THE PROBLEM
Only the lines that contain the string "icon" belong in the answer; pull them from the records.

RECORDS SUPPLIED

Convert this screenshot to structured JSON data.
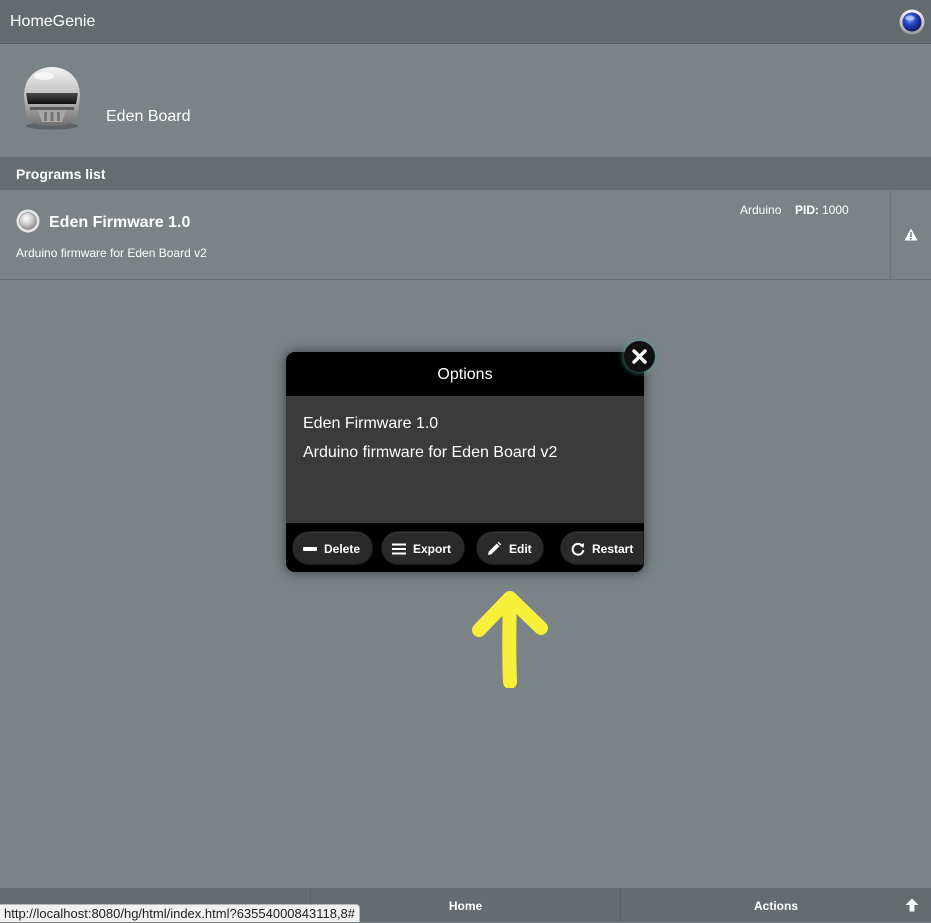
{
  "app": {
    "title": "HomeGenie",
    "status_icon": "blue-orb-icon"
  },
  "group": {
    "name": "Eden Board",
    "icon": "robot-helmet-icon"
  },
  "programs_list": {
    "header": "Programs list",
    "items": [
      {
        "name": "Eden Firmware 1.0",
        "description": "Arduino firmware for Eden Board v2",
        "type": "Arduino",
        "pid_label": "PID:",
        "pid": "1000",
        "status_icon": "grey-orb-icon",
        "action_icon": "warning-icon"
      }
    ]
  },
  "dialog": {
    "title": "Options",
    "line1": "Eden Firmware 1.0",
    "line2": "Arduino firmware for Eden Board v2",
    "buttons": {
      "delete": "Delete",
      "export": "Export",
      "edit": "Edit",
      "restart": "Restart"
    },
    "close_icon": "close-icon"
  },
  "annotation": {
    "arrow_color": "#f7f03a",
    "icon": "arrow-up-icon"
  },
  "footer": {
    "home": "Home",
    "actions": "Actions",
    "up_icon": "arrow-up-icon"
  },
  "status_url": "http://localhost:8080/hg/html/index.html?63554000843118,8#",
  "colors": {
    "background": "#7b8387",
    "header": "#636b6f",
    "dialog_head": "#000000",
    "dialog_body": "#3b3b3b"
  }
}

THE COMPLETED TASK
    "status_icon": "blue-orb-icon"
    "icon": "robot-helmet-icon"
        "status_icon": "grey-orb-icon",
        "action_icon": "warning-icon"
    "close_icon": "close-icon"
    "icon": "arrow-up-icon"
    "up_icon": "arrow-up-icon"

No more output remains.